Exercise directions: If a line of the records contains the word "icon", list it.

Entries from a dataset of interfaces
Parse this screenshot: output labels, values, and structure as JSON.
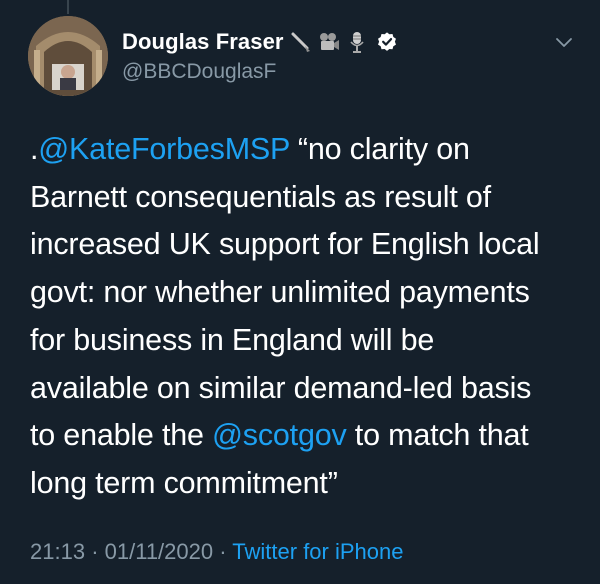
{
  "tweet": {
    "display_name": "Douglas Fraser",
    "handle": "@BBCDouglasF",
    "name_emoji": [
      "pen-icon",
      "film-camera-icon",
      "microphone-icon"
    ],
    "verified": true,
    "text_lines": [
      [
        {
          "t": ".",
          "k": "text"
        },
        {
          "t": "@KateForbesMSP",
          "k": "mention"
        },
        {
          "t": " “no clarity on",
          "k": "text"
        }
      ],
      [
        {
          "t": "Barnett consequentials as result of",
          "k": "text"
        }
      ],
      [
        {
          "t": "increased UK support for English local",
          "k": "text"
        }
      ],
      [
        {
          "t": "govt: nor whether unlimited payments",
          "k": "text"
        }
      ],
      [
        {
          "t": "for business in England will be",
          "k": "text"
        }
      ],
      [
        {
          "t": "available on similar demand-led basis",
          "k": "text"
        }
      ],
      [
        {
          "t": "to enable the ",
          "k": "text"
        },
        {
          "t": "@scotgov",
          "k": "mention"
        },
        {
          "t": " to match that",
          "k": "text"
        }
      ],
      [
        {
          "t": "long term commitment”",
          "k": "text"
        }
      ]
    ],
    "time": "21:13",
    "date": "01/11/2020",
    "separator": "·",
    "source": "Twitter for iPhone"
  },
  "colors": {
    "background": "#15202b",
    "text": "#ffffff",
    "secondary": "#8899a6",
    "link": "#1da1f2"
  }
}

Answer below:
      "pen-icon",
      "film-camera-icon",
      "microphone-icon"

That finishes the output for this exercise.